The Utah Community Collaborative Rain, Hail, and Snow (CoCoRAHS) Program

Eccles Conference
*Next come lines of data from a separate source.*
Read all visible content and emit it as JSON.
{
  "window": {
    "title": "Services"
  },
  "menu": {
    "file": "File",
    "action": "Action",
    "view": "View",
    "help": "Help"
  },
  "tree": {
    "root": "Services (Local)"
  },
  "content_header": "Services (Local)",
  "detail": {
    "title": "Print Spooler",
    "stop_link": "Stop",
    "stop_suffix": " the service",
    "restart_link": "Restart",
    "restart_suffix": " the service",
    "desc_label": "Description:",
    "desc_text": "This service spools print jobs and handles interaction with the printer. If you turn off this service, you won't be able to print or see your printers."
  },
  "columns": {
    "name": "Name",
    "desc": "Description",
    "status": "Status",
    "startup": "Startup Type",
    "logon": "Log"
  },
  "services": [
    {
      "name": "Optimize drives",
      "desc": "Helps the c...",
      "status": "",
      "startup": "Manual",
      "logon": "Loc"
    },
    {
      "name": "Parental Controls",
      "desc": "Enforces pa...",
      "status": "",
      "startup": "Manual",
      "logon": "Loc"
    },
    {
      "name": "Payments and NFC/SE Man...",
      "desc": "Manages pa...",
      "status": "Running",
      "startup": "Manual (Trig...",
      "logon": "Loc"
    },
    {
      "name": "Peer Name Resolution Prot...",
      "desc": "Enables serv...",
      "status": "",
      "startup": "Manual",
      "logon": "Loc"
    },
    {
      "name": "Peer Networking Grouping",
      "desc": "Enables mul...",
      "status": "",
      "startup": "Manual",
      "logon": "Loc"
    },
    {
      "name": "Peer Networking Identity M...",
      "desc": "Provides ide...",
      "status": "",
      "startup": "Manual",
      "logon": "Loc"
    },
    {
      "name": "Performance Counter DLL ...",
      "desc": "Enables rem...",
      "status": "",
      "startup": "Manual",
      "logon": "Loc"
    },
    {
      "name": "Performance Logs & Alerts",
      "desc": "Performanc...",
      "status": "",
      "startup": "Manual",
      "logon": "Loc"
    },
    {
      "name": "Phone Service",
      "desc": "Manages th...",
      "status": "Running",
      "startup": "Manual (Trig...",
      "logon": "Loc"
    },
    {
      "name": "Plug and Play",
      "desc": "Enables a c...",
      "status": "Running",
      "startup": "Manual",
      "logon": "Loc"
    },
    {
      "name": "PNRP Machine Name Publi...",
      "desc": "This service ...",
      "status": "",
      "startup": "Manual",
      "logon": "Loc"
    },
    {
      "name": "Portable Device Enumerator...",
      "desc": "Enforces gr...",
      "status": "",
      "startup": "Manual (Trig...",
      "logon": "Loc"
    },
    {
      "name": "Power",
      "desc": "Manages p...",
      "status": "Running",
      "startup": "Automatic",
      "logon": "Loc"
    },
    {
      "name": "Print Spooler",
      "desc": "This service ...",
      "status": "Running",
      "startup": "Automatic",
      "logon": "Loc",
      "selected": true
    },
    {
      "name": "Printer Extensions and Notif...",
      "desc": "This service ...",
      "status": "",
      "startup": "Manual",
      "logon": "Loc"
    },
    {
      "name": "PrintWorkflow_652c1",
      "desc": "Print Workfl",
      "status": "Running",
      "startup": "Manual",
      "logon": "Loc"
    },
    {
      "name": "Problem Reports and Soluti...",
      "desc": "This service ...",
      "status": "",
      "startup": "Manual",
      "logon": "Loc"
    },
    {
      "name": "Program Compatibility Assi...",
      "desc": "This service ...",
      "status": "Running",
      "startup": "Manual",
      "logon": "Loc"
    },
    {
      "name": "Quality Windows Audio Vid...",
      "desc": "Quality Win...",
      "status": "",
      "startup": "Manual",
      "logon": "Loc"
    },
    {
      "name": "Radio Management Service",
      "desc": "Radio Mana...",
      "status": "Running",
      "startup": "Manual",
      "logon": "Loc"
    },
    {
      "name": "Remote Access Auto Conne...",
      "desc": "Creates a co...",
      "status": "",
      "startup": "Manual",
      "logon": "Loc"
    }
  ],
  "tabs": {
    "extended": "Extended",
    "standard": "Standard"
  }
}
The Utah Community Collaborative Rain, Hail, and Snow (CoCoRaHS) Program Esmaiel Malek and Ron Gillies Utah Climate Center: http://climate.usu.edu. Department of Plants, Soils and Climate, Utah State University, Logan, UT Abstract: Community Collaborative Rain, Hail & Snow (CoCoRaHS) program is a unique, non-profit, community-based network of volunteers of all ages and backgrounds working together to measure and map precipitation (rain, hail and snow). Using low-cost measurement tools, stressing training and education, and utilizing an interactive web-site, the aim is to provide the highest quality data for natural resource, education and research applications. The network originated with the Colorado Climate Center at Colorado State University in 1998 thanks in part to the Fort Collins flood a year prior. In the years since, CoCoRaHS has expanded rapidly with over 12,000+ observers in thirty nine states. Utah joined the national CoCoRaHS program on 1 July, 2008, through the Utah Climate Center (UCC): http://climate.usu.edu. Precipitation (especially rain) is extremely important and is highly variable in space and time. Existing precipitation observing stations (or just say "weather stations") are often too far apart to see much of the local variability. Precipitation measurements from many sources are not always accurate (especially snow). There is almost no quantitative data being collected about hail. CoCoRaHS precipitation data supplement existing networks and provide many useful results to scientists, resource managers, decision makers and other end users on a timely basis. This network can be expanded at the international level. A great benefit of CoCoRaHS is that it gives many people the opportunity to participate in science. Over the last several years CoCoRaHS staff have worked with science teachers in several states to develop lesson plans that are fun for the kids, teach basics concepts of meteorology and meet national science education standards. In the USA, CoCoRaHS is sponsored by the National Oceanic and Atmospheric Administration (NOAA), Colorado State University and other universities, USDA, Bureau of Land Management (BLM), Cooperative Extension, US Bureau of Reclamation, National Weather Service Local Offices, individual contributors, as well as many others. The Utah CoCoRaHS program has 5 regions (northwest, southwest, east, northeast, and central) with 132 volunteers throughout the state. Join the Utah CoCoRaHS program by visiting: http://www.cocorahs.org. You'll be provided a station ID and instructions to measure and report the precipitation data.

https://digitalcommons.usu.edu/runoff/2009/AllPosters/5